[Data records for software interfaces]
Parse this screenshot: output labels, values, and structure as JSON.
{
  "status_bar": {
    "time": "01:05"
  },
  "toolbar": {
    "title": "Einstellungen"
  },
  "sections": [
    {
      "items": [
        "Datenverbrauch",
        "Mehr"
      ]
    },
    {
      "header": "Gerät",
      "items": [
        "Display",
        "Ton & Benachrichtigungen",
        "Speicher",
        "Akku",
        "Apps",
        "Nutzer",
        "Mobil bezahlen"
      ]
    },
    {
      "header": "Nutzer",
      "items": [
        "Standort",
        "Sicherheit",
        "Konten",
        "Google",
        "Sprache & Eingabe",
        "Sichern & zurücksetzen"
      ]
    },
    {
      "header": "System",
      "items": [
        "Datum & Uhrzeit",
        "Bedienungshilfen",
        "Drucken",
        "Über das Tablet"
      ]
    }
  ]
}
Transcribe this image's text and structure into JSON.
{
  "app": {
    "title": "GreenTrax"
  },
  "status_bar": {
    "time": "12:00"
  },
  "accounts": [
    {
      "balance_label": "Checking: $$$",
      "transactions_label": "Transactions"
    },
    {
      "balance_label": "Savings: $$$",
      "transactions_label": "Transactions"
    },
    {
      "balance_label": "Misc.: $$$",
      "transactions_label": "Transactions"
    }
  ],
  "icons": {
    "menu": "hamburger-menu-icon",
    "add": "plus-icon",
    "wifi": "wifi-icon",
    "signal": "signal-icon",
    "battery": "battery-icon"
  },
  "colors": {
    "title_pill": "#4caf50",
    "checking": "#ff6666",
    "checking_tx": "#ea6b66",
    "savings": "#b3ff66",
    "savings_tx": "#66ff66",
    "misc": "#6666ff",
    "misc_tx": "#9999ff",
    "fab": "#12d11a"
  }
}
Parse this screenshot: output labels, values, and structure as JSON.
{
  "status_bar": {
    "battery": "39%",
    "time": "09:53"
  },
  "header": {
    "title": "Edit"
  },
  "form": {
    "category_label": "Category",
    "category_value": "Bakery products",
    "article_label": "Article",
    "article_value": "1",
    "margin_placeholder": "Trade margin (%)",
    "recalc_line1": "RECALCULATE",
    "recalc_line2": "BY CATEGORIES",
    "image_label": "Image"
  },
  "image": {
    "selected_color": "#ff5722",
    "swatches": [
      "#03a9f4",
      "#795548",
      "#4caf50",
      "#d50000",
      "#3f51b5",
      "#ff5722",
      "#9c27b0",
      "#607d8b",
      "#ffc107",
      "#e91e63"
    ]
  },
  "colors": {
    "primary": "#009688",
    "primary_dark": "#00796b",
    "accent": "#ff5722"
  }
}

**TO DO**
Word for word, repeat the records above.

**ANSWER FOR THIS EXERCISE**
Parse this screenshot: output labels, values, and structure as JSON.
{
  "status_bar": {
    "time": "01:05"
  },
  "toolbar": {
    "title": "Einstellungen"
  },
  "sections": [
    {
      "items": [
        "Datenverbrauch",
        "Mehr"
      ]
    },
    {
      "header": "Gerät",
      "items": [
        "Display",
        "Ton & Benachrichtigungen",
        "Speicher",
        "Akku",
        "Apps",
        "Nutzer",
        "Mobil bezahlen"
      ]
    },
    {
      "header": "Nutzer",
      "items": [
        "Standort",
        "Sicherheit",
        "Konten",
        "Google",
        "Sprache & Eingabe",
        "Sichern & zurücksetzen"
      ]
    },
    {
      "header": "System",
      "items": [
        "Datum & Uhrzeit",
        "Bedienungshilfen",
        "Drucken",
        "Über das Tablet"
      ]
    }
  ]
}
Transcribe this image's text and structure into JSON.
{
  "app": {
    "title": "GreenTrax"
  },
  "status_bar": {
    "time": "12:00"
  },
  "accounts": [
    {
      "balance_label": "Checking: $$$",
      "transactions_label": "Transactions"
    },
    {
      "balance_label": "Savings: $$$",
      "transactions_label": "Transactions"
    },
    {
      "balance_label": "Misc.: $$$",
      "transactions_label": "Transactions"
    }
  ],
  "icons": {
    "menu": "hamburger-menu-icon",
    "add": "plus-icon",
    "wifi": "wifi-icon",
    "signal": "signal-icon",
    "battery": "battery-icon"
  },
  "colors": {
    "title_pill": "#4caf50",
    "checking": "#ff6666",
    "checking_tx": "#ea6b66",
    "savings": "#b3ff66",
    "savings_tx": "#66ff66",
    "misc": "#6666ff",
    "misc_tx": "#9999ff",
    "fab": "#12d11a"
  }
}
Parse this screenshot: output labels, values, and structure as JSON.
{
  "status_bar": {
    "battery": "39%",
    "time": "09:53"
  },
  "header": {
    "title": "Edit"
  },
  "form": {
    "category_label": "Category",
    "category_value": "Bakery products",
    "article_label": "Article",
    "article_value": "1",
    "margin_placeholder": "Trade margin (%)",
    "recalc_line1": "RECALCULATE",
    "recalc_line2": "BY CATEGORIES",
    "image_label": "Image"
  },
  "image": {
    "selected_color": "#ff5722",
    "swatches": [
      "#03a9f4",
      "#795548",
      "#4caf50",
      "#d50000",
      "#3f51b5",
      "#ff5722",
      "#9c27b0",
      "#607d8b",
      "#ffc107",
      "#e91e63"
    ]
  },
  "colors": {
    "primary": "#009688",
    "primary_dark": "#00796b",
    "accent": "#ff5722"
  }
}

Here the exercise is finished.